The GOP governor is a strong abortion opponent who urged lawmakers to create “a culture of life” after taking office in January 2011.
“All human life is sacred. It’s beautiful,” Brownback said just before signing the measure, flanked by abortion opponents. “With this, we continue to build this culture of life in our state.”
An Associated Press photo taken before the signing shows a page of notes about the bill on Brownback’s desk that included a handwritten message at the top: “JESUS + Mary.” Further down the page were typewritten notes spelling out Brownback’s belief that the bill would create “a culture of life.”
While it does not explicitly name Planned Parenthood or any other organization, the bill would bar all Arkansas state funds from going to any entity that provides abortions, refers patients to abortion providers or contracts with any group that does so.
The measure cleared the state Senate on a mostly party-line 19-11 vote, and now moves to the Republican-controlled House, where it is expected to gain final passage.
Governor Mike Beebe, a Democrat, has not said whether he would sign the bill. But the Arkansas legislature last month overrode his veto of two previous bills placing new restrictions on abortions, including one to ban most abortions from being performed after the 12th week of pregnancy.
Kansas legislators gave final passage to a sweeping anti-abortion measure Friday night, sending Gov. Sam Brownback a bill that declares life begins “at fertilization” while blocking tax breaks for abortion providers and banning abortions performed solely because of the baby’s sex.
The House voted 90-30 for a compromise version of the bill reconciling differences between the two chambers, only hours after the Senate approved it, 28-10. The Republican governor is a strong abortion opponent, and supporters of the measure expect him to sign it into law so that the new restrictions take effect July 1.
In addition to the bans on tax breaks and sex-selection abortions, the bill prohibits abortion providers from being involved in public school sex education classes and spells out in more detail what information doctors must provide to patients seeking abortions.
Comments about “legitimate” rapes and pregnancies that “God intended” got several GOP politicians in trouble last year, and cost the party at least two seats in the Senate. But now one of the country’s most extreme anti-abortion groups is encouraging Republican politicians to keep talking about rape. Personhood USA—the group behind efforts to grant fertilized eggs the same rights as adult humans—announced last week that it is launching a new campaign to push lawmakers to strip rape exceptions from federal abortion laws.

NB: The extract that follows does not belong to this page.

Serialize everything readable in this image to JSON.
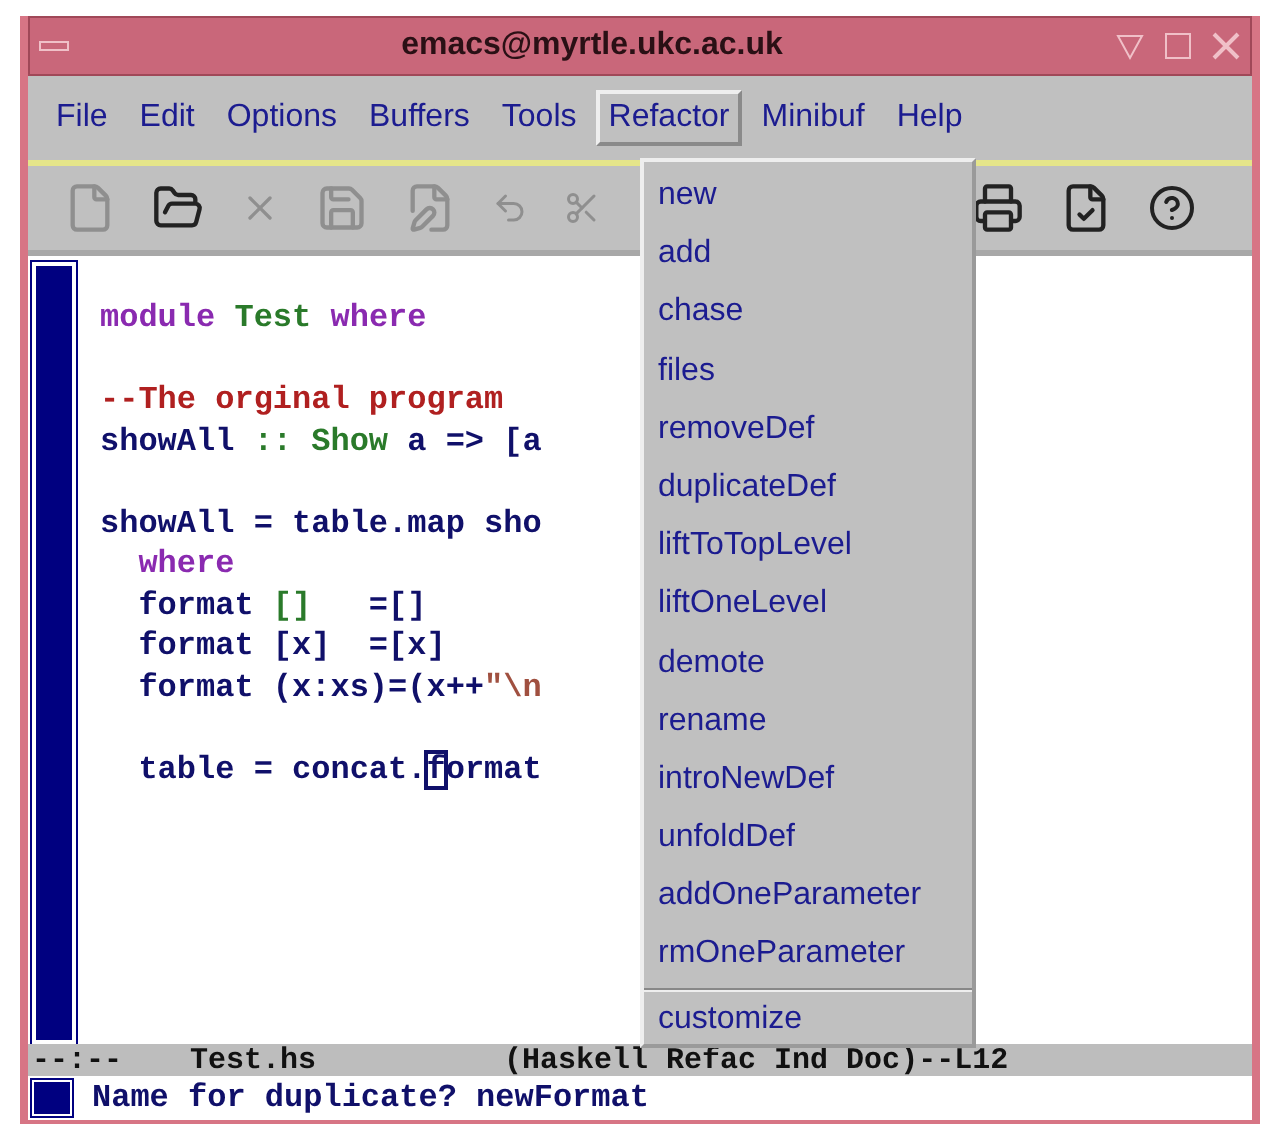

Although abortion has long been a fraught issue in American politics, many anti-choice politicians have felt compelled—either out of personal belief or because of public pressure—to allow for narrow exceptions to all-out bans on abortion in cases of rape, incest, or when the life of the mother is at risk. Federal policy has, for the most part, aligned with those exceptions. The Hyde Amendment, the legislation that governs much of the federal government’s relationship with abortion providers, forbids federal funding for abortions except in cases of rape, incest, and where the life of the mother is endangered. But Personhood USA’s new “Save the 1” campaign wants to eliminate those exceptions, and eventually make all abortions—even for rape victims—illegal.